Bicycles are a source of enjoyment and entertainment for children; bikes also provide them with mobility, a way to visit friends, and explore their surroundings. However, a crash that results in a serious brain injury can greatly reduce a child’s ability to grow up to be healthy and productive. A bicycle is actually a non-motorized vehicle and just like driving a motorized vehicle, there are responsibilities that go along with it to ensure personal safety as well as the safety of others. That’s why it is so important to teach your children the basic principles of bicycle safety.

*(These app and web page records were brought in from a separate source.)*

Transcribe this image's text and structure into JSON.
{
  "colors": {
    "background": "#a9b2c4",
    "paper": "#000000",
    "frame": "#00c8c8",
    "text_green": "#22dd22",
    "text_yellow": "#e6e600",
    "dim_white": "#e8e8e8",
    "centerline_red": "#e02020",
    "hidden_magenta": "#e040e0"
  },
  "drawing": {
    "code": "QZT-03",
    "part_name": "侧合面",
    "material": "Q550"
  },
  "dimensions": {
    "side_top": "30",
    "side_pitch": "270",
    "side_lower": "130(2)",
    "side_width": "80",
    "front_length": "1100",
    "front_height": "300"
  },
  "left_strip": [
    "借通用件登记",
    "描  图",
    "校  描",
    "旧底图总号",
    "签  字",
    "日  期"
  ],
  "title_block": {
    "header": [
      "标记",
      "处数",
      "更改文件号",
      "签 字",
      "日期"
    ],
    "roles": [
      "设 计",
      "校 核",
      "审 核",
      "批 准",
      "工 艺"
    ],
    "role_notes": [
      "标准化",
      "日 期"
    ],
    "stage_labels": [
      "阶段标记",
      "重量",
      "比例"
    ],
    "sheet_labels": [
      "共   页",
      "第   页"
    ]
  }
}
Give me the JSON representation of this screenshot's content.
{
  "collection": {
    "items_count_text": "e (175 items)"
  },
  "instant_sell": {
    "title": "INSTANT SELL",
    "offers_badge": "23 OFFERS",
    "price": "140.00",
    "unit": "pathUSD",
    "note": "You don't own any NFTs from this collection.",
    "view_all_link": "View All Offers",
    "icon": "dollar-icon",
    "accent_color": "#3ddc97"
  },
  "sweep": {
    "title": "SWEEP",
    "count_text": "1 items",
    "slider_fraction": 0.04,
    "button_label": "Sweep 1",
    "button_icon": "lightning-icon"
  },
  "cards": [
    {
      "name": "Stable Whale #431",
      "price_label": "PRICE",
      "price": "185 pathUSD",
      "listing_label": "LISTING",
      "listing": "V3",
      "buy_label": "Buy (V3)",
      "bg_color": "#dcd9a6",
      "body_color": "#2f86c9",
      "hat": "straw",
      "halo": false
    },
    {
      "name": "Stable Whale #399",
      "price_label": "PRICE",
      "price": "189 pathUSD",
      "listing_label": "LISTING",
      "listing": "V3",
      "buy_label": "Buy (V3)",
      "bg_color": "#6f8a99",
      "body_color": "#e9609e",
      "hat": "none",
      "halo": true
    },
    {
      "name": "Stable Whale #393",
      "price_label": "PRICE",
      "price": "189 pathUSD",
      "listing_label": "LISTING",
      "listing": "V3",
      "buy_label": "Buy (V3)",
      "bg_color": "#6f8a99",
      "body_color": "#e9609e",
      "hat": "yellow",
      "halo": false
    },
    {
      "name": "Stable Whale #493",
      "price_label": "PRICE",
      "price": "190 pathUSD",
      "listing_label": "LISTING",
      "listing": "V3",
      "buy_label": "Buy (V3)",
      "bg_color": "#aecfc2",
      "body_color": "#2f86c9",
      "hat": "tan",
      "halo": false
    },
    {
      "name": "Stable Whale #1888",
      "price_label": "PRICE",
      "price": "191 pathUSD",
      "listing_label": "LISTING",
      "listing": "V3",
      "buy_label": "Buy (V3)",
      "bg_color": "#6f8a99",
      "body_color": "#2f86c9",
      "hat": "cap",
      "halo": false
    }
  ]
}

Did you know that in the event of a crash, wearing a bicycle helmet reduces the risk of brain injury and head injury by as much as 85 to 88 percent? Unfortunately, estimates on helmet usage suggest that only 25 percent of children age 5 to14 wear a helmet when riding a bike; for teen riders, the percentage using a bicycle helmet is close to zero! Children and adolescents’ most common complaints are that helmets are not fashionable or “cool,” their friends don’t wear them, or they are uncomfortable and too hot. Bicycle riders also say that they do not think about the importance of bicycle helmets or safe bicycling habits, nor about the need to protect themselves from injury, particularly if they are not riding in traffic.
Two out of three bicycle injuries involve children and some of these accidents result in death. Wearing a helmet and having a properly maintained bike can greatly reduce your child’s risk of injury. Learn more about how to keep your child riding safely: http://ow.ly/o5I6p
Check out some of the activities just for kids! http://www.nhtsa.gov/people/injury/pedbimot/bike/bskitboth/3152bskit/pages/section1/section1toc.html
National Bike Month includes an ever-expanding diversity of events in communities nationwide.
The first-ever National Bike to School Day took place on May 9, 2012, in coordination with the League of American Bicyclists’ National Bike Month. Almost 1,000 local events in 49 states and the District of Columbia joined together to encourage children to safely bicycle or walk to school.
The event builds on the popularity of Walk to School Day, which is celebrated across the country – and the world – each October. Many communities and schools have been holding spring walk and bicycle to school events for years. National Bike to School Day provides an opportunity for schools across the country to join together to celebrate and to build off of the energy of National Bike Month.
More than half of the U.S. population lives within five miles of their workplace, making bicycling a feasible and fun way to get to work. With increased interest in healthy, sustainable and economic transportation options, it’s not surprising that, from 2000 to 2011, the number of bicycle commuters in the U.S. grew by more than 47 percent.
The National Bike Challenge is a nationwide event uniting thousands of current bicyclists — and encouraging countless new riders. It is a free and easy way to challenge yourself, your colleagues and your community to ride more while competing on a local, state and national level.
The Challenge runs May 1 to September 30, 2014— sign up today and make every mile count!
In 2013, more than 30,000 riders logged almost 19 million miles in the second year of this friendly online competition. Based on that stunning success, we’re upping the ante in 2014 — aiming for 50,000 riders to pedal more than 30 million miles between May 1 and September 30.